This year brought us a Caemon who was so very sick, a boy who had to stay in bed, a boy who had to have pokes, who had to go into surgery (the warm room is what you called the OR), who had to be hooked up for ten-day-long chemo infusions, and who had a bone marrow transplant. You had to endure so much, and when I find myself trying to imagine going through the same, it terrifies me. But you did it with such grace, my son. You laughed, and you loved, and you made friends with your fears. You cradled your syringe pumps, made friends with your “sad, sad boingy tubes,” and even scolded your IV pole (“Stop, staring at me, Beeper!”). You showed your doctors and nurses and social workers and dietitians and child life specialists and book buddies and anyone else who came in the room just how brave a person can be when faced with countless medical procedures. You showed them how to play in the face of fear, how to laugh, how to read a good book, how to take on a new name when you don’t feel like yourself, and how to always, always accept a hug from a handsome blue-eyed boy.

And you taught me and your mama, Caemon. You taught us things about ourselves, about just how brave we could be, how we could do anything if it meant saving you, and you taught us that enough love can get a family through just about anything. You danced with us, read with us, made crafts with us, raced with us down the hospital hallways, and you held us in your arms as though you were a big man there to comfort his moms. You hugged me and patted me on the back when I was sad, telling me it was okay, that you had me. You told your mama that the two of you would get through the night together. You loved us as big as you could and we loved you right back.

We started to talk about the big party we would throw you for your fourth birthday, where we would invite all your friends from the hospital and all your friends and family from home, and we would celebrate.
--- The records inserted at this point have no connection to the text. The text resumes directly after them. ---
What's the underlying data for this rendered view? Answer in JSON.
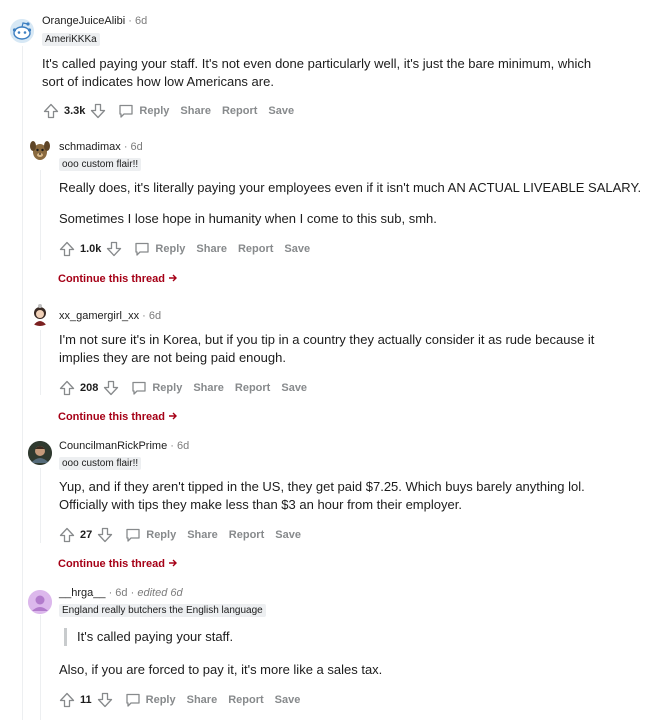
{
  "comments": [
    {
      "author": "OrangeJuiceAlibi",
      "time": "6d",
      "flair": "AmeriKKKa",
      "lines": [
        "It's called paying your staff. It's not even done particularly well, it's just the bare minimum, which",
        "sort of indicates how low Americans are."
      ],
      "score": "3.3k"
    },
    {
      "author": "schmadimax",
      "time": "6d",
      "flair": "ooo custom flair!!",
      "lines": [
        "Really does, it's literally paying your employees even if it isn't much AN ACTUAL LIVEABLE SALARY.",
        "Sometimes I lose hope in humanity when I come to this sub, smh."
      ],
      "score": "1.0k",
      "continue": "Continue this thread"
    },
    {
      "author": "xx_gamergirl_xx",
      "time": "6d",
      "lines": [
        "I'm not sure it's in Korea, but if you tip in a country they actually consider it as rude because it",
        "implies they are not being paid enough."
      ],
      "score": "208",
      "continue": "Continue this thread"
    },
    {
      "author": "CouncilmanRickPrime",
      "time": "6d",
      "flair": "ooo custom flair!!",
      "lines": [
        "Yup, and if they aren't tipped in the US, they get paid $7.25. Which buys barely anything lol.",
        "Officially with tips they make less than $3 an hour from their employer."
      ],
      "score": "27",
      "continue": "Continue this thread"
    },
    {
      "author": "__hrga__",
      "time": "6d",
      "edited": "edited 6d",
      "flair": "England really butchers the English language",
      "quote": "It's called paying your staff.",
      "lines": [
        "Also, if you are forced to pay it, it's more like a sales tax."
      ],
      "score": "11"
    }
  ],
  "actions": {
    "reply": "Reply",
    "share": "Share",
    "report": "Report",
    "save": "Save"
  },
  "separator": "·",
  "icons": {
    "upvote": "upvote-arrow-icon",
    "downvote": "downvote-arrow-icon",
    "reply": "speech-bubble-icon",
    "continue": "arrow-right-icon"
  },
  "colors": {
    "continue_link": "#a50016",
    "action_gray": "#878a8c",
    "flair_bg": "#edeff1"
  }
}
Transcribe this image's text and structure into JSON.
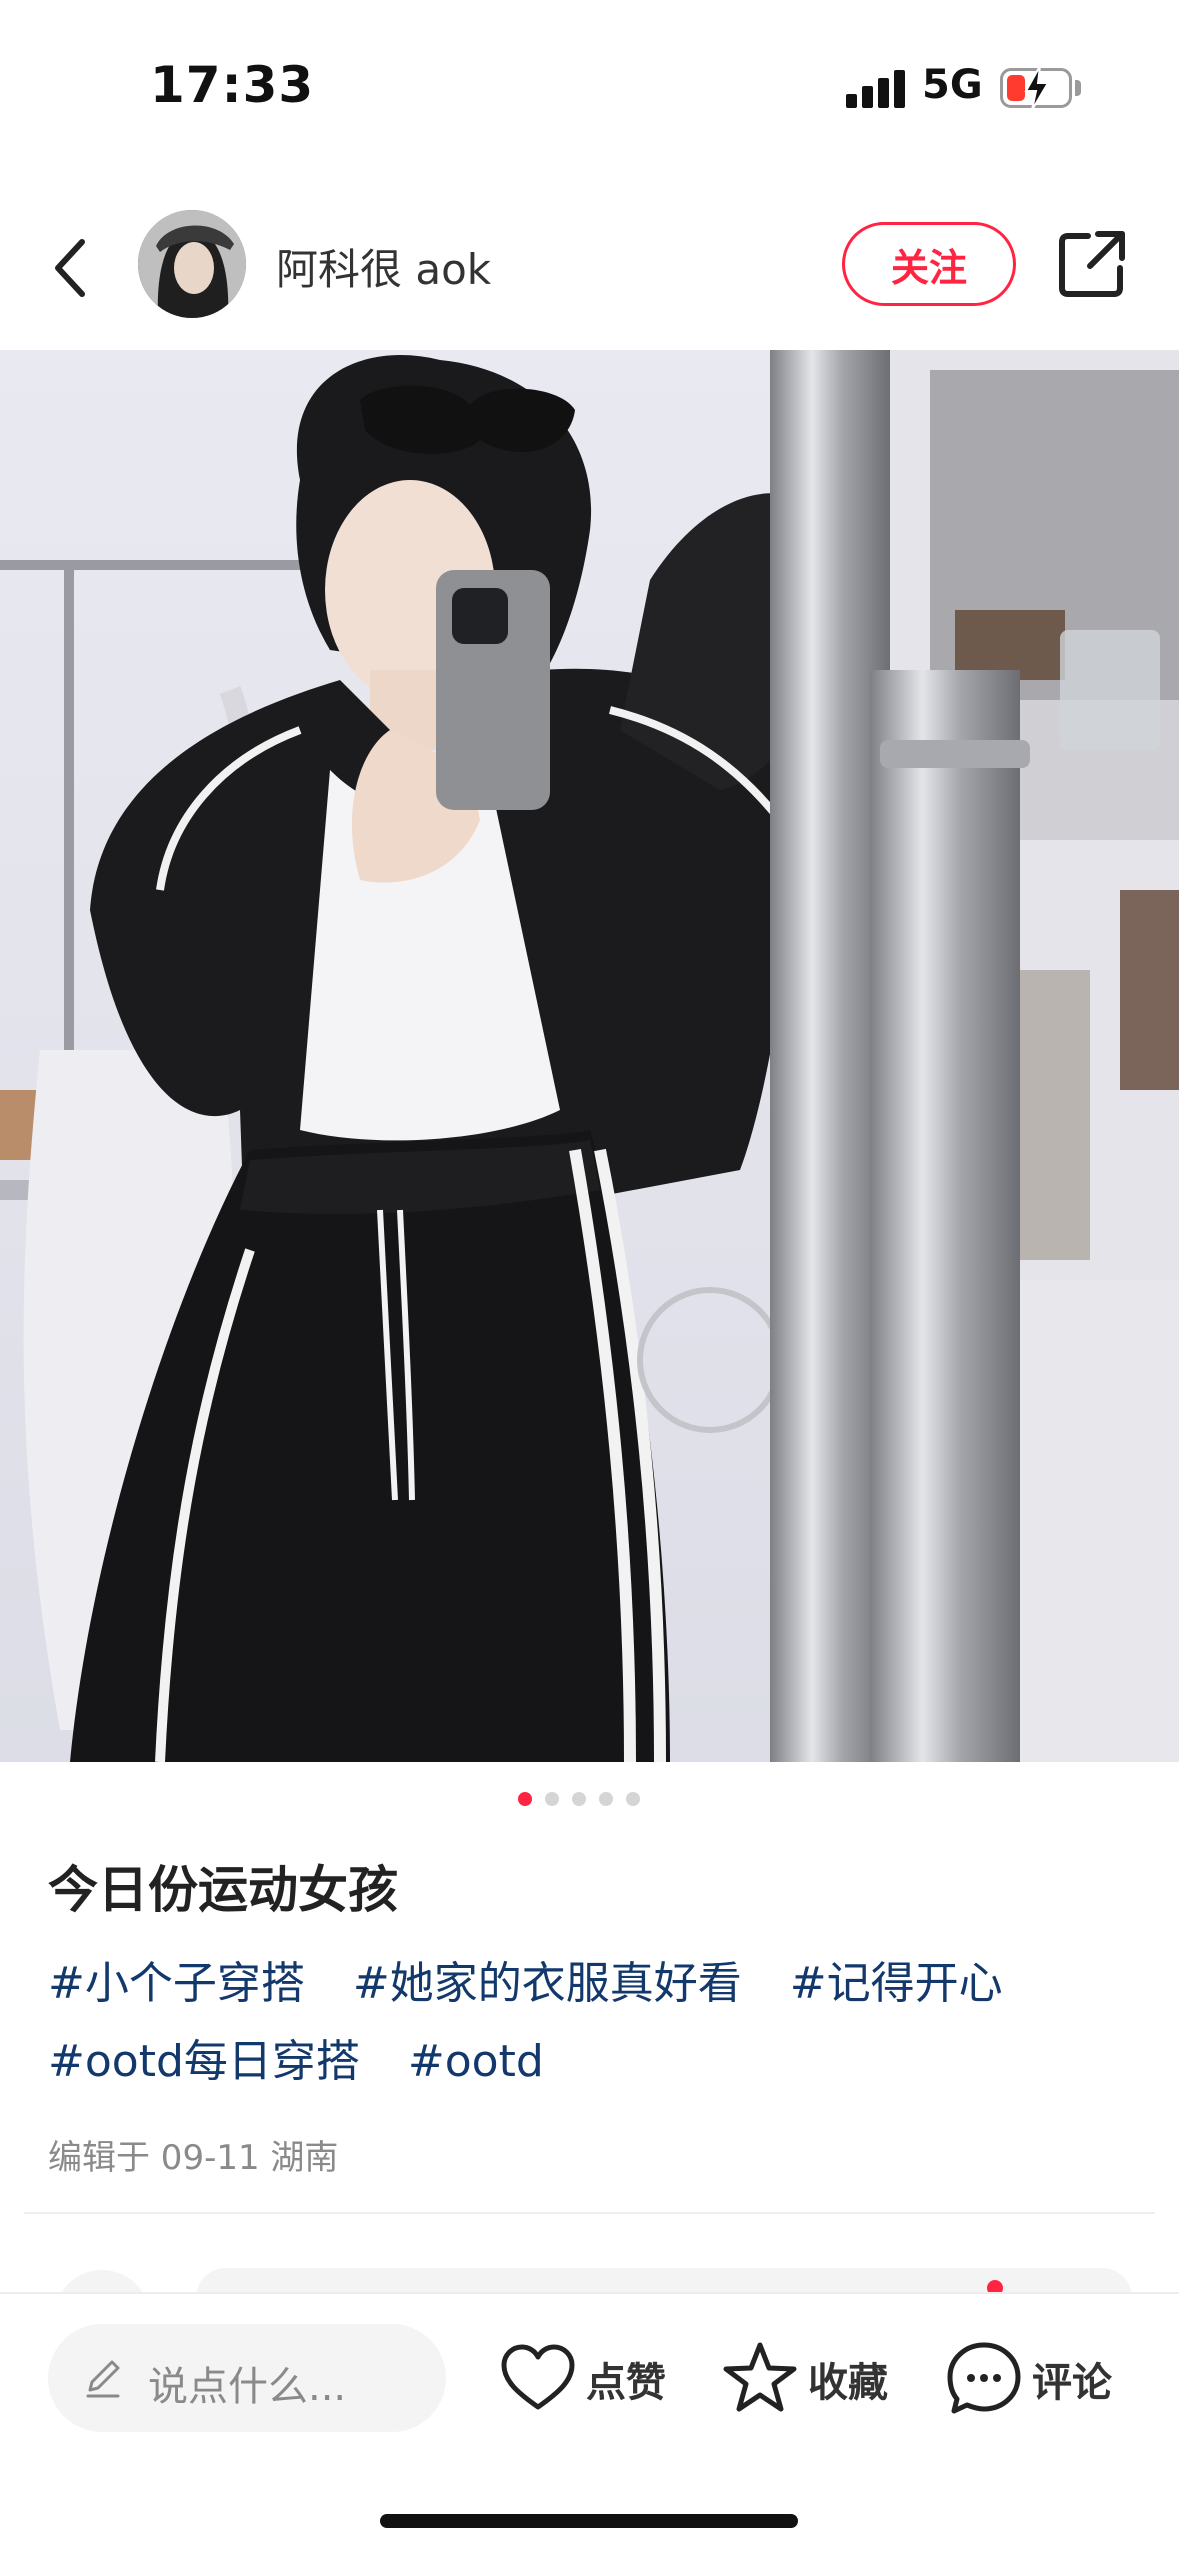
{
  "status_bar": {
    "time": "17:33",
    "network": "5G",
    "battery_color": "#ff3b30"
  },
  "header": {
    "author_name": "阿科很 aok",
    "follow_label": "关注",
    "accent_color": "#ff2442"
  },
  "carousel": {
    "total": 5,
    "active_index": 0
  },
  "note": {
    "title": "今日份运动女孩",
    "tags": [
      "#小个子穿搭",
      "#她家的衣服真好看",
      "#记得开心",
      "#ootd每日穿搭",
      "#ootd"
    ],
    "meta": "编辑于 09-11 湖南"
  },
  "bottom_bar": {
    "input_placeholder": "说点什么...",
    "like_label": "点赞",
    "collect_label": "收藏",
    "comment_label": "评论"
  },
  "icons": {
    "back": "back-arrow-icon",
    "share": "share-icon",
    "pencil": "pencil-icon",
    "like": "heart-icon",
    "collect": "star-icon",
    "comment": "comment-bubble-icon"
  }
}
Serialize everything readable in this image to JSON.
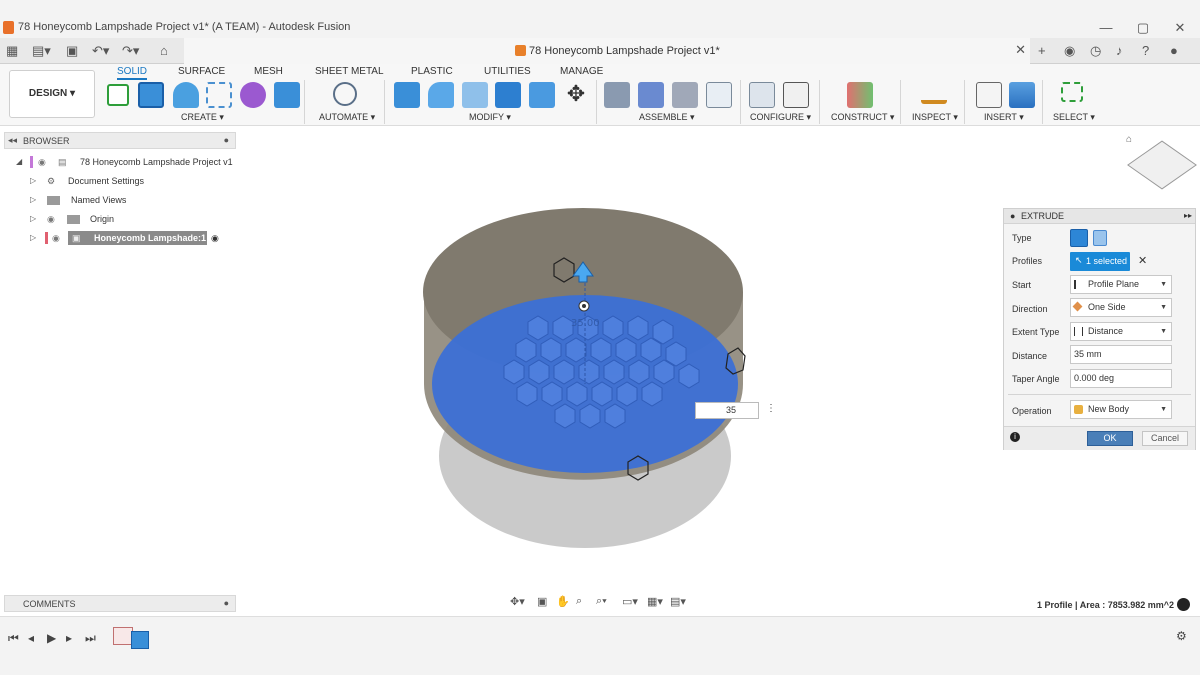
{
  "window": {
    "title": "78 Honeycomb Lampshade Project v1* (A TEAM) - Autodesk Fusion",
    "min": "—",
    "max": "▢",
    "close": "✕"
  },
  "doc_tab": {
    "title": "78 Honeycomb Lampshade Project v1*",
    "close": "✕"
  },
  "ribbon": {
    "workspace": "DESIGN",
    "tabs": [
      "SOLID",
      "SURFACE",
      "MESH",
      "SHEET METAL",
      "PLASTIC",
      "UTILITIES",
      "MANAGE"
    ],
    "groups": [
      "CREATE",
      "AUTOMATE",
      "MODIFY",
      "ASSEMBLE",
      "CONFIGURE",
      "CONSTRUCT",
      "INSPECT",
      "INSERT",
      "SELECT"
    ]
  },
  "browser": {
    "title": "BROWSER",
    "items": [
      "78 Honeycomb Lampshade Project v1",
      "Document Settings",
      "Named Views",
      "Origin",
      "Honeycomb Lampshade:1"
    ]
  },
  "extrude": {
    "title": "EXTRUDE",
    "labels": [
      "Type",
      "Profiles",
      "Start",
      "Direction",
      "Extent Type",
      "Distance",
      "Taper Angle",
      "Operation"
    ],
    "profiles_value": "1 selected",
    "start_value": "Profile Plane",
    "direction_value": "One Side",
    "extent_value": "Distance",
    "distance_value": "35 mm",
    "taper_value": "0.000 deg",
    "operation_value": "New Body",
    "ok_label": "OK",
    "cancel_label": "Cancel"
  },
  "viewport": {
    "distance_input": "35",
    "ghost_label": "35.00"
  },
  "comments": {
    "title": "COMMENTS"
  },
  "status": {
    "text": "1 Profile | Area : 7853.982 mm^2"
  },
  "colors": {
    "accent": "#1a78c2",
    "profile_blue": "#3a6fd8"
  }
}
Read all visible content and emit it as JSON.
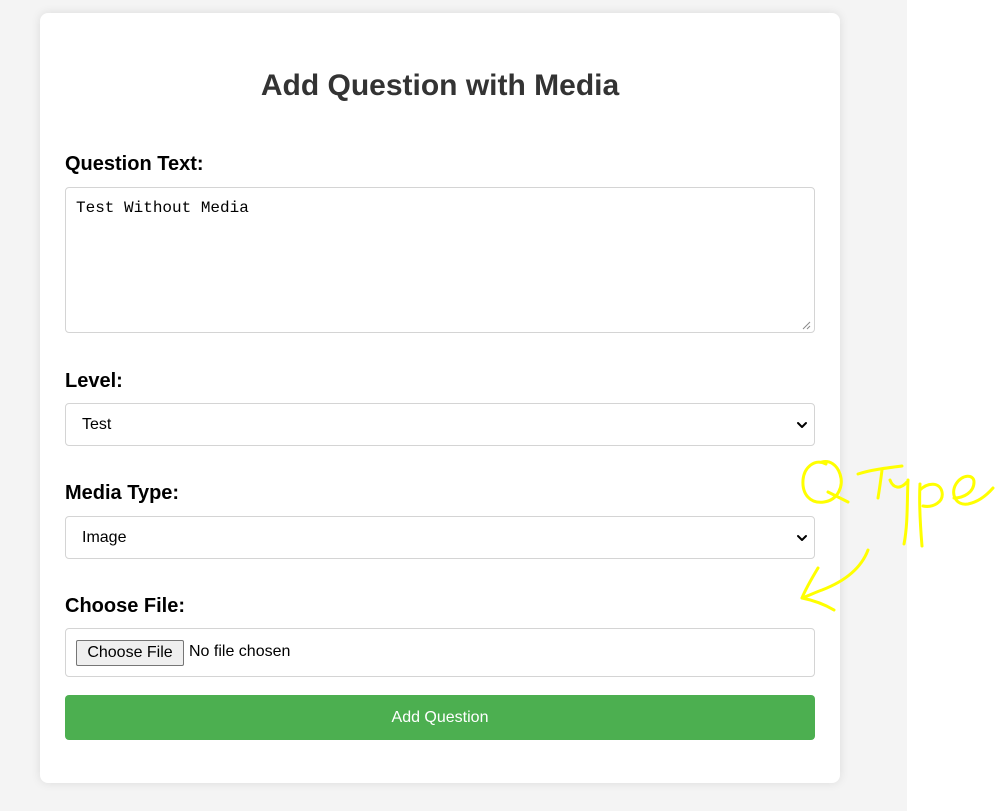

We would blow up water balloons, and you would throw them at the cats (that’s another thing you did last year), and you would have as much ice cream as you wanted, and we would listen to your favorite music and dance and dance and dance. We would celebrate being leukemia-free.

I remember a few weeks after your bone marrow infusion, when you started feeling a little better, enough to do some eating, and I said, “It seems like you’re feeling better, Caemon. Do you feel like you’re getting better?” You nodded and smiled. But a week or so later, after your relapse, after you started feeling really miserable, I would assure you that it would be okay, that you would get better. Every time, you would shake your head no. You knew then you weren’t going to be here much longer. You kept us in your bed with you as much as you could, and we stayed because we didn’t want to miss one more moment with our precious boy.

We didn’t get to throw you that fourth birthday party, not the one we talked about. Today, we’re throwing a different kind of party instead, one that you would absolutely love. You see, today, I went teaching with mama. I’m sitting at her school, in her very cool office with the little fridge you liked so much. In a few moments, I’m going to go hang out with people who have a whole bunch of medical supplies: they have blood pokers and different colors of Coban. They have tubing and alcohol swabs and syringes and vials for labs. Lots of people are going to come and get poked and give their blood for kids like you. They’re going to help save kids’ lives so that they can celebrate their fourth and fifth and eighth and fiftieth birthdays. I know you would approve. I wish you could be here to show them how to hook up the tubes, how to hold still when the poker goes in, how to make friends with all the machines.

But mostly, I’m feeling a little selfish. I really just wish you were here so that I could hold you in my arms, kiss your whole face, see that brilliant smile, hear that infectious giggle, and feel the most wonderful feeling in the world again, the feeling I learned about four years ago today: the feeling of being your mommy. I love you more than the ocean and the moon and the stars. I will miss you for the rest of my life.

Happy birthday, my love, my light, my beautiful Caemon.

Love,

Mommy